And if playing with the Radlett Choral Society weren’t prestigious enough, Hannah remembers performing Walton’s Façade for Prince Charles while she was still at the Purcell School and suspects that HRH might be in the audience at a performance of British music she and others have been asked (under conditions of great secrecy) to give at St James’s Palace next month.

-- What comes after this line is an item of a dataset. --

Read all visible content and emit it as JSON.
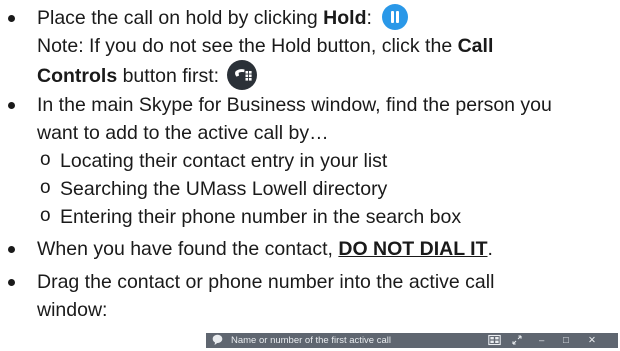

But she’s hoping the Prince has a short memory. “He’ll think I’m really boring if I play it again!”
When she’s not performing, Hannah finds time to teach music, a job she loves and for which she draws on the example of her own former tutor at Paris, the international soloist Jean-Yves Fourmeau, whom she credits with ‘teaching her to fly’ and whom she still regards as “a little bird on my shoulder”, especially when she is under pressure.
Pressed again about her favourite music, Hannah eventually singles out the traditional Japanese folk song about the past, Hamabe No Uta, for its power to reduce an audience to tears with its simplicity; as well as two other composers whose music she always turns to.
One of these is Bach, whose work she describes as “so simple yet so beautifully crafted… and works on any instrument and any level”; the other is the contemporary film and TV composer Jonathan Goldstein, who, she says, writes “some of the most beautiful pieces I’ve ever played, with a melody and a story.”
It’s just as well Hannah admires Jonathan’s work, as she is marrying him next month in a ceremony on London Bridge, followed by a reception on a boat, with music played by a quartet led by the couple’s favourite crooner from the Savoy.
“We connect as people and we connect musically,” she says of her fiancé, whom she first met several years ago when they both worked, bizarrely, on an advert for Felix cat food, for which Jonathan composed the music and Hannah played the baritone sax. (In the ad, which can be found on YouTube, the alarm goes off when Felix needs feeding.)
“I’d still love Jonathan even if he didn’t write music for me, but – and I’m not just saying this – he is ferociously talented,” she says proudly.
One can safely assume, therefore, that if Hannah were to be marooned on a desert island, with nothing but the Bible, the complete works of Shakespeare and eight pieces of music for company, at least some of that music would be by Jonathan.